How to make your tires last longer

With a symmetric tire, the inside and outside shoulder are equal. However, an asymmetric tire design allows for this particular point of accelerated wear to be addressed while handling other performance concerns on the inside half of the tire, and not unnecessarily fortifying each shoulder equally.

The Cooper Zeon RS3-S, with its prominent outside shoulder tread blocks, is a great example of an asymmetric tire.

Arguably the most successful high-performance summer tire in history, the Michelin Pilot Super Sport, also has an asymmetric tread design.

Examples of asymmetric tires

Cooper Zeon
RS3-S

Michelin Pilot Super Sport

Continental ExtremeContact DWS06

Along with its asymmetric tread, the Pilot Super Sport actually uses a “bi-compound tread,” or different rubber compounds on the inside and outside of the tire tread.
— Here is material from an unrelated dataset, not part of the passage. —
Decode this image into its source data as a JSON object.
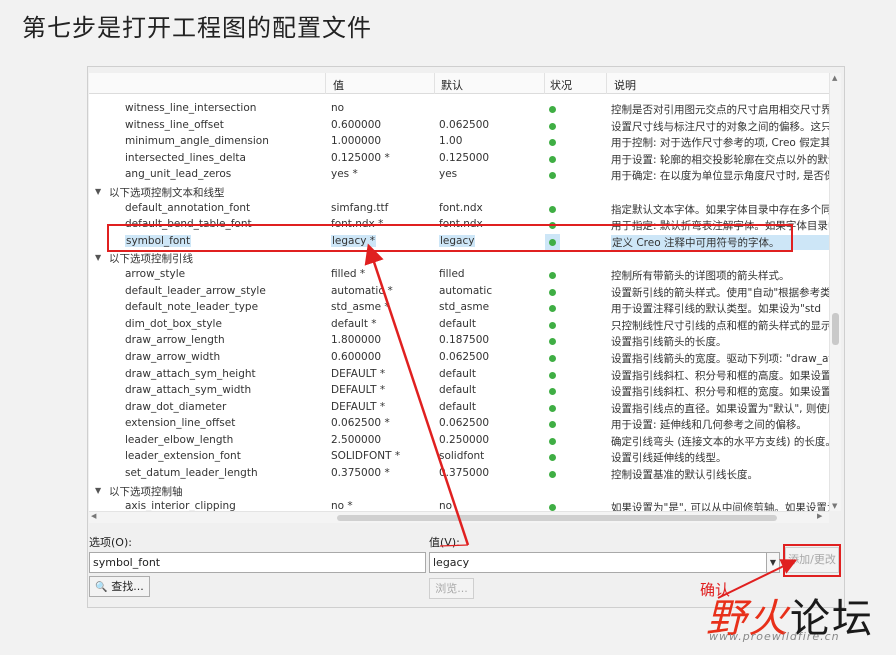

The outside of the tire features a compound that’s durable and engineered for endurance. The inner half of the Pilot Super Sport employs a high-grip elastomer that optimizes traction in wet conditions.

Asymmetric tread designs are also common in the high-performance all-season tire category. Here the asymmetric tread characteristics encourage strong handling and traction through all four seasons.

The Continental ExtremeContact DWS06 is a first-rate example of an asymmetric high-performance all-season tire. The outside shoulder of the ExtremeContact DWS06 resembles what’s found on performance summer tires, and promotes cornering stability and durability. But unlike summer performance tires, other areas of the DWS06 tread are engineered to manage inclement conditions. The Traction Grooves and X-Sipes of the DWS06 help provide traction in wintry conditions.

Is there a drawback to asymmetric tires? You may forfeit some tire rotation options that are possible with symmetric tires, which can be rotated to any position on a vehicle. Having more rotation options can potentially prolong the tires’ life.

To sum it up, asymmetric tread designs are aimed at creating performance diversity and durability that isn’t necessarily possible with symmetric tread patterns.

Does this mean symmetric tires are all duds, or “one-trick ponies”? Certainly not. Many symmetric tires hit upon the right combination of compound and tread design, and function exactly as advertised. It’s also the case that not every asymmetric design lives up to the spirit of the concept, and some may fall short in one or more intended performance areas. The very popular Nitto NT555 G2 is an example of a great symmetric tire.

Example of a symmetric tire

Nitto NT555 G2

Whether tires are asymmetrical or symmetrical is something to be aware of when considering your tire options. This variable probably shouldn’t drive your tire purchase decision, but awareness will help you understand rotation possibilities (or lack thereof) and potential treadlife.

Understanding the tread characteristics and design can also help you predict whether the tire has been engineered to tackle everything that you have planned.

Shop for new tires

Get the right tires for your car or truck!

Tell us what you drive and we’ll show you all the best options.

How do tire warranties work?
Everything you need to know about tire mileage warranties, including how to keep yours in force.
Five easy tips to avoid flat tires
Give your tires a little TLC with these five easy tips, and avoid going flat on the road.
What’s the mountain/snow icon?
See a craggy, three-peaked mountain and a snowflake on your tire sidewall? Here’s what it means.
How to do a quick tire safety check
Follow these five easy steps to make sure your tires are safe, sound, and ready to hit the road.
How to use a tire tread gauge
Learn why tread depth is important, how to measure it, and when to consider getting a new set of tires.
Two new tires – front or back?
Only need two new tires? Find out where to mount the new tires for the best traction and performance.

Get the right tires for your car or truck!

Tell us what you drive and we’ll show you all the best options.